(Given entries):
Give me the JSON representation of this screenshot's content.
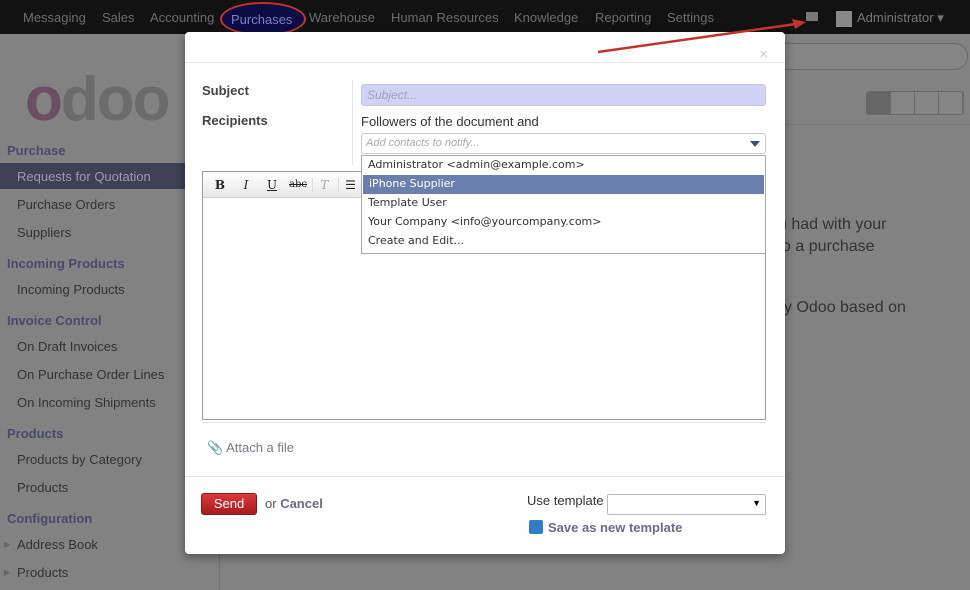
{
  "topnav": {
    "items": [
      "Messaging",
      "Sales",
      "Accounting",
      "Purchases",
      "Warehouse",
      "Human Resources",
      "Knowledge",
      "Reporting",
      "Settings"
    ],
    "active": "Purchases",
    "user": "Administrator"
  },
  "logo": "odoo",
  "sidebar": {
    "purchase": "Purchase",
    "rfq": "Requests for Quotation",
    "po": "Purchase Orders",
    "suppliers": "Suppliers",
    "incoming": "Incoming Products",
    "incoming_item": "Incoming Products",
    "invoice": "Invoice Control",
    "draft": "On Draft Invoices",
    "pol": "On Purchase Order Lines",
    "ship": "On Incoming Shipments",
    "products": "Products",
    "bycat": "Products by Category",
    "products_item": "Products",
    "config": "Configuration",
    "address": "Address Book",
    "products_cfg": "Products"
  },
  "main": {
    "line1": "u had with your",
    "line2": "o a purchase",
    "line3": "y Odoo based on"
  },
  "modal": {
    "close": "×",
    "subject_label": "Subject",
    "subject_placeholder": "Subject...",
    "recipients_label": "Recipients",
    "followers": "Followers of the document and",
    "contacts_placeholder": "Add contacts to notify...",
    "options": [
      "Administrator <admin@example.com>",
      "iPhone Supplier",
      "Template User",
      "Your Company <info@yourcompany.com>",
      "Create and Edit..."
    ],
    "highlighted_option": "iPhone Supplier",
    "attach": "Attach a file",
    "send": "Send",
    "or": "or",
    "cancel": "Cancel",
    "use_template": "Use template",
    "template_value": "",
    "save_template": "Save as new template"
  },
  "colors": {
    "annotation": "#c0352b",
    "highlight": "#6b7fae",
    "send": "#c62828"
  }
}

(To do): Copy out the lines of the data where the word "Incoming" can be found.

(Answer space):
    "incoming": "Incoming Products",
    "incoming_item": "Incoming Products",
    "ship": "On Incoming Shipments",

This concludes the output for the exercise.